What this task involves: Copy the entries exactly. Their pictures do not belong in the copy.

Input records:

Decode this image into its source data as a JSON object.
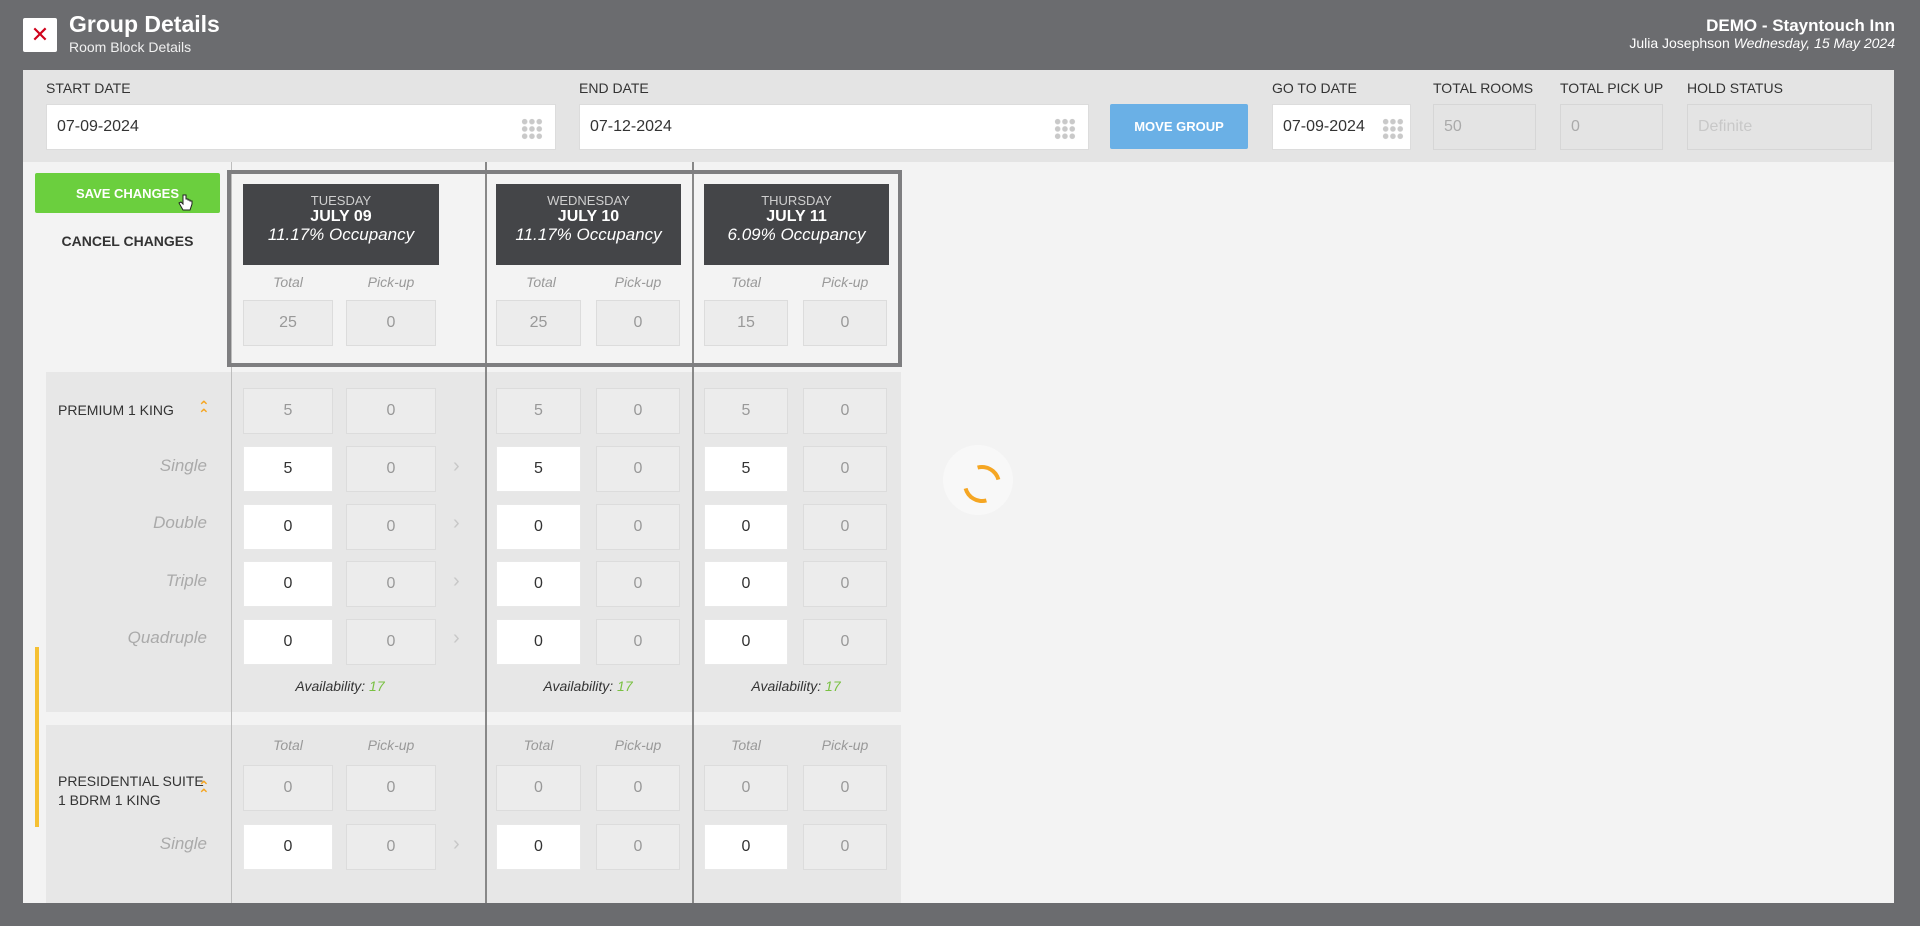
{
  "header": {
    "close_label": "✕",
    "title": "Group Details",
    "subtitle": "Room Block Details",
    "hotel": "DEMO - Stayntouch Inn",
    "user": "Julia Josephson",
    "date": "Wednesday, 15 May 2024"
  },
  "filters": {
    "start_date_label": "START DATE",
    "start_date": "07-09-2024",
    "end_date_label": "END DATE",
    "end_date": "07-12-2024",
    "move_group_label": "MOVE GROUP",
    "go_to_date_label": "GO TO DATE",
    "go_to_date": "07-09-2024",
    "total_rooms_label": "TOTAL ROOMS",
    "total_rooms": "50",
    "total_pickup_label": "TOTAL PICK UP",
    "total_pickup": "0",
    "hold_status_label": "HOLD STATUS",
    "hold_status": "Definite"
  },
  "actions": {
    "save_label": "SAVE CHANGES",
    "cancel_label": "CANCEL CHANGES"
  },
  "columns": {
    "total_label": "Total",
    "pickup_label": "Pick-up"
  },
  "days": [
    {
      "weekday": "TUESDAY",
      "date": "JULY 09",
      "occupancy": "11.17% Occupancy",
      "total": "25",
      "pickup": "0"
    },
    {
      "weekday": "WEDNESDAY",
      "date": "JULY 10",
      "occupancy": "11.17% Occupancy",
      "total": "25",
      "pickup": "0"
    },
    {
      "weekday": "THURSDAY",
      "date": "JULY 11",
      "occupancy": "6.09% Occupancy",
      "total": "15",
      "pickup": "0"
    }
  ],
  "room_types": [
    {
      "name": "PREMIUM 1 KING",
      "totals": [
        [
          "5",
          "0"
        ],
        [
          "5",
          "0"
        ],
        [
          "5",
          "0"
        ]
      ],
      "occupancy_rows": [
        {
          "label": "Single",
          "values": [
            [
              "5",
              "0"
            ],
            [
              "5",
              "0"
            ],
            [
              "5",
              "0"
            ]
          ]
        },
        {
          "label": "Double",
          "values": [
            [
              "0",
              "0"
            ],
            [
              "0",
              "0"
            ],
            [
              "0",
              "0"
            ]
          ]
        },
        {
          "label": "Triple",
          "values": [
            [
              "0",
              "0"
            ],
            [
              "0",
              "0"
            ],
            [
              "0",
              "0"
            ]
          ]
        },
        {
          "label": "Quadruple",
          "values": [
            [
              "0",
              "0"
            ],
            [
              "0",
              "0"
            ],
            [
              "0",
              "0"
            ]
          ]
        }
      ],
      "availability_label": "Availability:",
      "availability": [
        "17",
        "17",
        "17"
      ]
    },
    {
      "name_line1": "PRESIDENTIAL SUITE",
      "name_line2": "1 BDRM 1 KING",
      "totals": [
        [
          "0",
          "0"
        ],
        [
          "0",
          "0"
        ],
        [
          "0",
          "0"
        ]
      ],
      "occupancy_rows": [
        {
          "label": "Single",
          "values": [
            [
              "0",
              "0"
            ],
            [
              "0",
              "0"
            ],
            [
              "0",
              "0"
            ]
          ]
        }
      ]
    }
  ]
}
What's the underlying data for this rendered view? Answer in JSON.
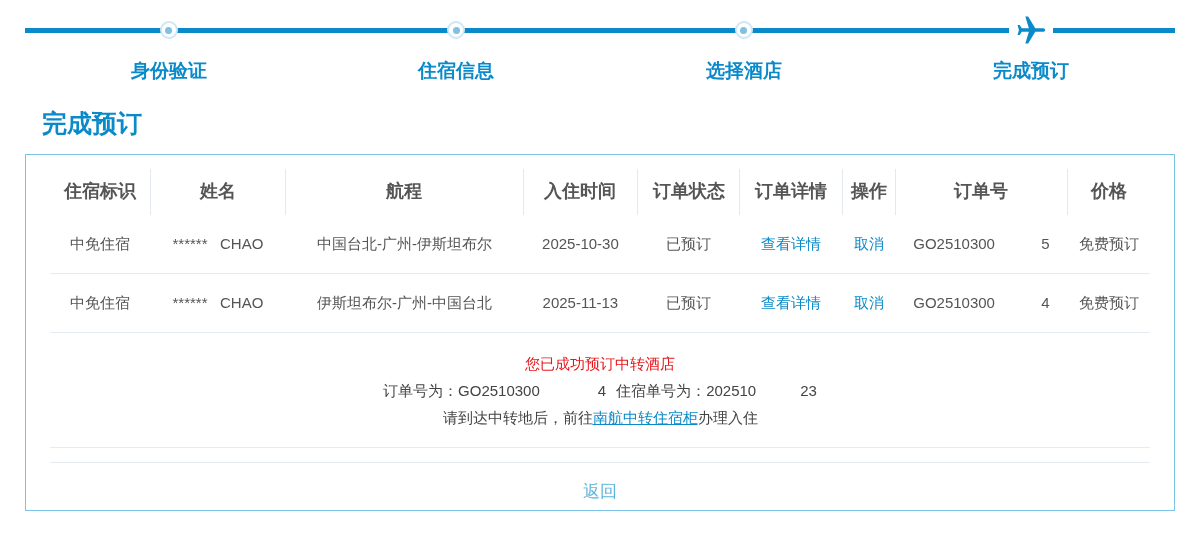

Solution for this exercise:
Decode this image into its source data as a JSON object.
{
  "header": {
    "close_label": "✕",
    "title": "Group Details",
    "subtitle": "Room Block Details",
    "hotel": "DEMO - Stayntouch Inn",
    "user": "Julia Josephson",
    "date": "Wednesday, 15 May 2024"
  },
  "filters": {
    "start_date_label": "START DATE",
    "start_date": "07-09-2024",
    "end_date_label": "END DATE",
    "end_date": "07-12-2024",
    "move_group_label": "MOVE GROUP",
    "go_to_date_label": "GO TO DATE",
    "go_to_date": "07-09-2024",
    "total_rooms_label": "TOTAL ROOMS",
    "total_rooms": "50",
    "total_pickup_label": "TOTAL PICK UP",
    "total_pickup": "0",
    "hold_status_label": "HOLD STATUS",
    "hold_status": "Definite"
  },
  "actions": {
    "save_label": "SAVE CHANGES",
    "cancel_label": "CANCEL CHANGES"
  },
  "columns": {
    "total_label": "Total",
    "pickup_label": "Pick-up"
  },
  "days": [
    {
      "weekday": "TUESDAY",
      "date": "JULY 09",
      "occupancy": "11.17% Occupancy",
      "total": "25",
      "pickup": "0"
    },
    {
      "weekday": "WEDNESDAY",
      "date": "JULY 10",
      "occupancy": "11.17% Occupancy",
      "total": "25",
      "pickup": "0"
    },
    {
      "weekday": "THURSDAY",
      "date": "JULY 11",
      "occupancy": "6.09% Occupancy",
      "total": "15",
      "pickup": "0"
    }
  ],
  "room_types": [
    {
      "name": "PREMIUM 1 KING",
      "totals": [
        [
          "5",
          "0"
        ],
        [
          "5",
          "0"
        ],
        [
          "5",
          "0"
        ]
      ],
      "occupancy_rows": [
        {
          "label": "Single",
          "values": [
            [
              "5",
              "0"
            ],
            [
              "5",
              "0"
            ],
            [
              "5",
              "0"
            ]
          ]
        },
        {
          "label": "Double",
          "values": [
            [
              "0",
              "0"
            ],
            [
              "0",
              "0"
            ],
            [
              "0",
              "0"
            ]
          ]
        },
        {
          "label": "Triple",
          "values": [
            [
              "0",
              "0"
            ],
            [
              "0",
              "0"
            ],
            [
              "0",
              "0"
            ]
          ]
        },
        {
          "label": "Quadruple",
          "values": [
            [
              "0",
              "0"
            ],
            [
              "0",
              "0"
            ],
            [
              "0",
              "0"
            ]
          ]
        }
      ],
      "availability_label": "Availability:",
      "availability": [
        "17",
        "17",
        "17"
      ]
    },
    {
      "name_line1": "PRESIDENTIAL SUITE",
      "name_line2": "1 BDRM 1 KING",
      "totals": [
        [
          "0",
          "0"
        ],
        [
          "0",
          "0"
        ],
        [
          "0",
          "0"
        ]
      ],
      "occupancy_rows": [
        {
          "label": "Single",
          "values": [
            [
              "0",
              "0"
            ],
            [
              "0",
              "0"
            ],
            [
              "0",
              "0"
            ]
          ]
        }
      ]
    }
  ]
}
What's the underlying data for this rendered view? Answer in JSON.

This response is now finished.